#### SOURCE MATERIAL ####

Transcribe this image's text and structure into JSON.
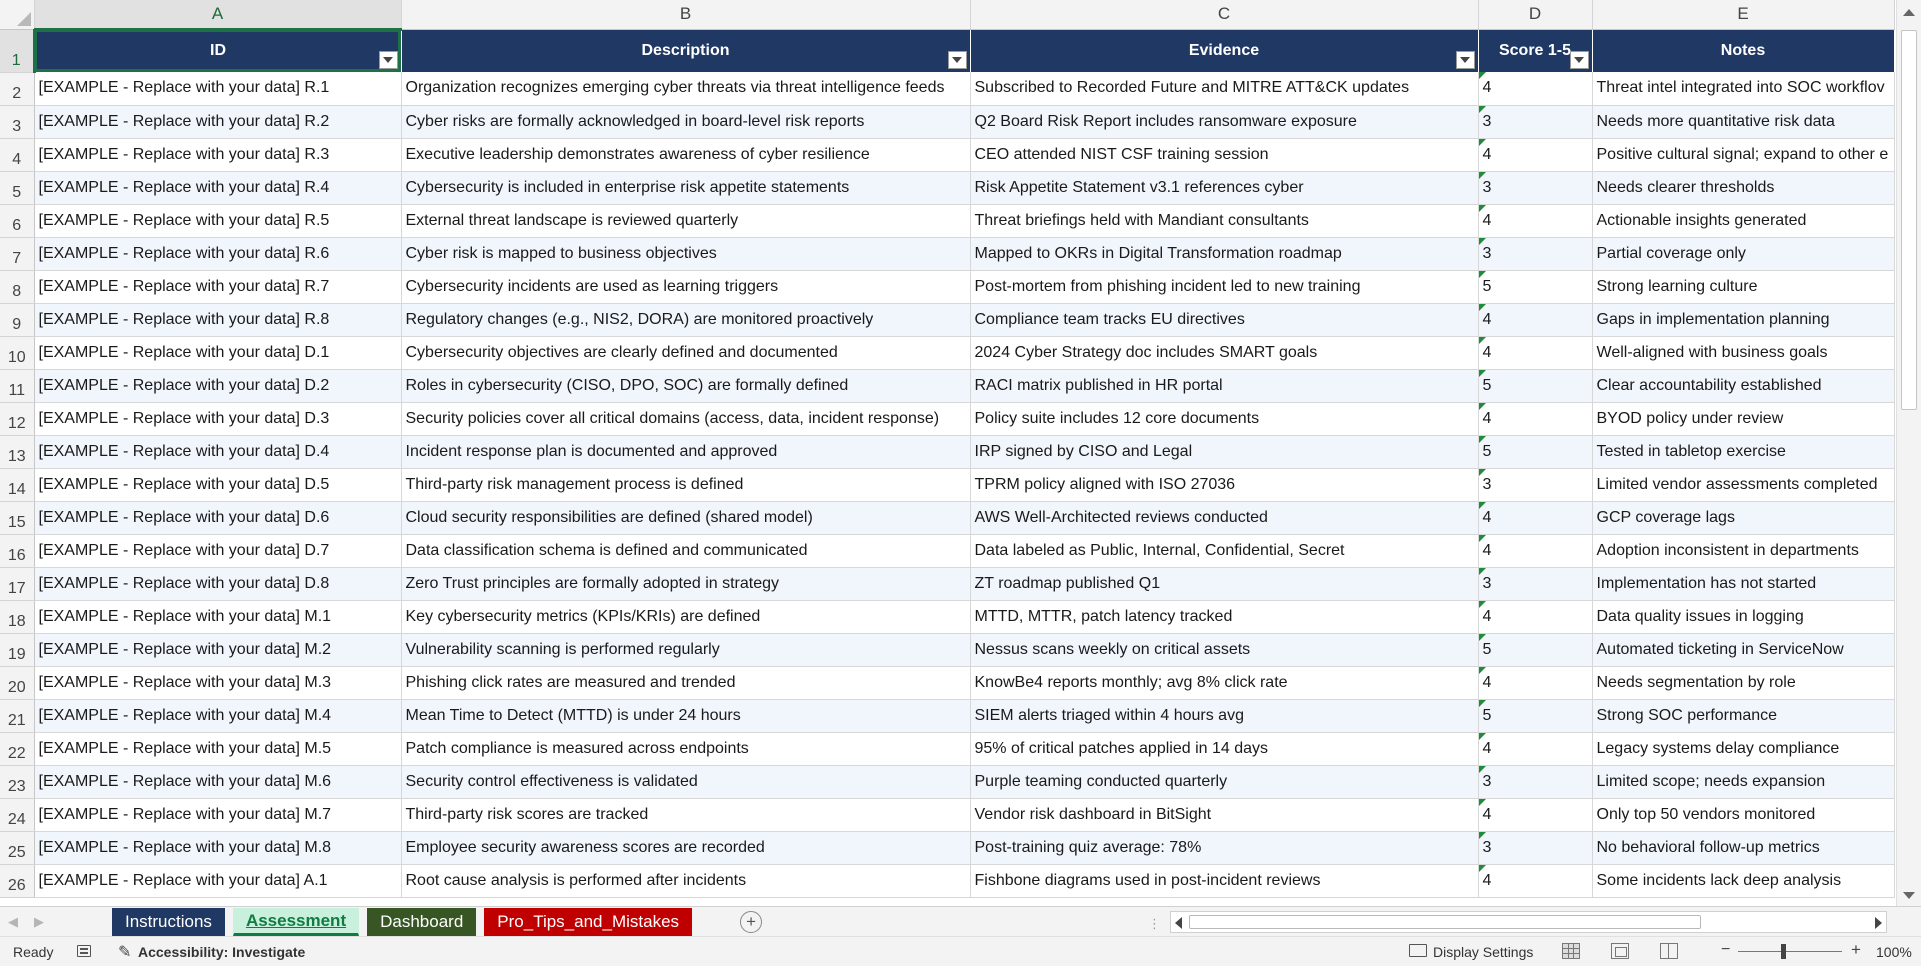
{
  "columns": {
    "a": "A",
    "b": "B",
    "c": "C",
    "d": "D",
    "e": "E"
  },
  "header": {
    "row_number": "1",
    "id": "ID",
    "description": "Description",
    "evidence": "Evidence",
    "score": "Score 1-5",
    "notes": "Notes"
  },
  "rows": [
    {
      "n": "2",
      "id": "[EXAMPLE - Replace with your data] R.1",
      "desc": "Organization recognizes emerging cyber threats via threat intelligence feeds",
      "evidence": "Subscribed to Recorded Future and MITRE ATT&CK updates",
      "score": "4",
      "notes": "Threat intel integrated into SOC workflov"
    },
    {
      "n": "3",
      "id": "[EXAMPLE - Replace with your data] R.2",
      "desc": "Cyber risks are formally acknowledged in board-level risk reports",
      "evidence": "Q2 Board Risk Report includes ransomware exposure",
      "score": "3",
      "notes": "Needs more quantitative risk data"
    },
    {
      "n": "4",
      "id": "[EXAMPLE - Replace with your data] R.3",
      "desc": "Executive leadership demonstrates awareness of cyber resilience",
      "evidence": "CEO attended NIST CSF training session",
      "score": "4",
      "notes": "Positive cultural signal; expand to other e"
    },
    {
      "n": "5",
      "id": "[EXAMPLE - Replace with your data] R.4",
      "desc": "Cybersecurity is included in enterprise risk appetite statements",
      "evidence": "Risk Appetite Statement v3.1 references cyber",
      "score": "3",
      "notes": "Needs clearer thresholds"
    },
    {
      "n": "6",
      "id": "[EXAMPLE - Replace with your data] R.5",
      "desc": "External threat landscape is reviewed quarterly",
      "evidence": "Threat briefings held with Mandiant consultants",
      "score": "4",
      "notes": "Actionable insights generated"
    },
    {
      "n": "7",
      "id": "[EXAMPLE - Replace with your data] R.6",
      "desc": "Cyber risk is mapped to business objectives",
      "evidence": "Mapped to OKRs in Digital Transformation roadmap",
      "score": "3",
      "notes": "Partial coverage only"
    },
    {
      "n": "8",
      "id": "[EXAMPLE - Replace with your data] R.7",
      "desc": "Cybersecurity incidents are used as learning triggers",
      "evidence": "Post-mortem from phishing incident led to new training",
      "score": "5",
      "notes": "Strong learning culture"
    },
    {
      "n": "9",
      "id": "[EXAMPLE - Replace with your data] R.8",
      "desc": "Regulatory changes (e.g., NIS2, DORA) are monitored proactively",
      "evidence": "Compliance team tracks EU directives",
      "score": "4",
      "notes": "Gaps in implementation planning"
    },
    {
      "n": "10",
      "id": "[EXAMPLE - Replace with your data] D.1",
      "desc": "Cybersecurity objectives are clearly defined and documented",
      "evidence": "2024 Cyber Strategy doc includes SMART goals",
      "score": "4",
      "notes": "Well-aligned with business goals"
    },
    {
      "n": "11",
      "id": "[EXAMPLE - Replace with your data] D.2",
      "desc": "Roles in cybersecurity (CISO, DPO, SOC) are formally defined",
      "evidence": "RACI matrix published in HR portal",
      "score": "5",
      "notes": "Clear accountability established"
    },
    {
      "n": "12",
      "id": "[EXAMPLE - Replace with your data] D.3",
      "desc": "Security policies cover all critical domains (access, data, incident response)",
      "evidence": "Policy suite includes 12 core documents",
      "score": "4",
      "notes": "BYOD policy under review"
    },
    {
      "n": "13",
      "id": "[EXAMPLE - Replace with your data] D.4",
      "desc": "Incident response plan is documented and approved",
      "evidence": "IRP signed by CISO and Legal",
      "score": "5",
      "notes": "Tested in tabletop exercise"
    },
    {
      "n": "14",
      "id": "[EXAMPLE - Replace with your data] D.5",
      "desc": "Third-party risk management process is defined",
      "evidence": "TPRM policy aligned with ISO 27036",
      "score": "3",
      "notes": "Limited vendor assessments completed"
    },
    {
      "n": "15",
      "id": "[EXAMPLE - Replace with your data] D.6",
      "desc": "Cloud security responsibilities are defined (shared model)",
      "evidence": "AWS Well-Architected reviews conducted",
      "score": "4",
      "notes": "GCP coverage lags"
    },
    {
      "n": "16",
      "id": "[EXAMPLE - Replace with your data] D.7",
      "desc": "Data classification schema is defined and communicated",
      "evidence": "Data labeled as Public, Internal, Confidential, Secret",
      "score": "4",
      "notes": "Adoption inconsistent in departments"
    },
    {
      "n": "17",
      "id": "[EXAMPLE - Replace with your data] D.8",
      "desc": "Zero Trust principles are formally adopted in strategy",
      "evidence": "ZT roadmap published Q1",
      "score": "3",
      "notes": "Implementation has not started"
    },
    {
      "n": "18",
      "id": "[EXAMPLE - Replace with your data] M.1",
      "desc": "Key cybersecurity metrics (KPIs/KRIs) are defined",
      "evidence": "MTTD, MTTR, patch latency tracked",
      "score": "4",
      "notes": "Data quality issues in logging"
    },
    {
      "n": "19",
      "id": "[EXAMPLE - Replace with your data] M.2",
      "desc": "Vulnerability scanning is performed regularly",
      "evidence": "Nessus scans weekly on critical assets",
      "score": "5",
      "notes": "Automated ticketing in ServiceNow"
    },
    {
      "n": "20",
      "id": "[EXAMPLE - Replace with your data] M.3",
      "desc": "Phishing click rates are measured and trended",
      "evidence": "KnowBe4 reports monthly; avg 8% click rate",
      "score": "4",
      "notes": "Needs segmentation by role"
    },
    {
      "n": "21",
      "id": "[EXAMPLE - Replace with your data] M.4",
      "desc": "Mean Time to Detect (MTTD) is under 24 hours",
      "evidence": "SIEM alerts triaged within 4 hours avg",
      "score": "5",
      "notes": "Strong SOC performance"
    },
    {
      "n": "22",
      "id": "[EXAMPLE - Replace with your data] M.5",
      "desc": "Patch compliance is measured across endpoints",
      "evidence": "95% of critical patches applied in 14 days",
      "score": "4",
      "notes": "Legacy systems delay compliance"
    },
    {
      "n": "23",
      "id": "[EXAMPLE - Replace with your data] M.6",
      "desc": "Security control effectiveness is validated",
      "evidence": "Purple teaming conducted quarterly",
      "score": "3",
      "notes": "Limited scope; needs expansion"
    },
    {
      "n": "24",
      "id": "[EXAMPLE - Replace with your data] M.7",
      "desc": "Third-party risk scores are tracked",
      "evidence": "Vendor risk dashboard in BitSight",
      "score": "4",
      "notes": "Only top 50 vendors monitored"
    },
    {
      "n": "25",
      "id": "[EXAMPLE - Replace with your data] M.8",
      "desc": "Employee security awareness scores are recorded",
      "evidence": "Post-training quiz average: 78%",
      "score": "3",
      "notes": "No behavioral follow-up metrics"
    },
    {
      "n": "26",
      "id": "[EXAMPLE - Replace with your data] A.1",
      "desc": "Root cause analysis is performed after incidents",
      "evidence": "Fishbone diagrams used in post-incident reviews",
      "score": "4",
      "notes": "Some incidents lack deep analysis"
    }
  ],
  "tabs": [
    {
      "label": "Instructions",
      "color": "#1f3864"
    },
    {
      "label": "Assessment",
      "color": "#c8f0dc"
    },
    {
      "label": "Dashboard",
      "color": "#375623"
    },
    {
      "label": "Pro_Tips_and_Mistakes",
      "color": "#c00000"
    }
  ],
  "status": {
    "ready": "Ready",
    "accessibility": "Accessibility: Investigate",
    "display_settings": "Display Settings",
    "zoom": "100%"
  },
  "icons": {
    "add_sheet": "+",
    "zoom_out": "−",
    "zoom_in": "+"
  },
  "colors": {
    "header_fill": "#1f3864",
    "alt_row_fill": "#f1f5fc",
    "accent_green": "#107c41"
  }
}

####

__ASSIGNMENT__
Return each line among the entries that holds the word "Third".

__PROBLEM SOLUTION__
      "desc": "Third-party risk management process is defined",
      "desc": "Third-party risk scores are tracked",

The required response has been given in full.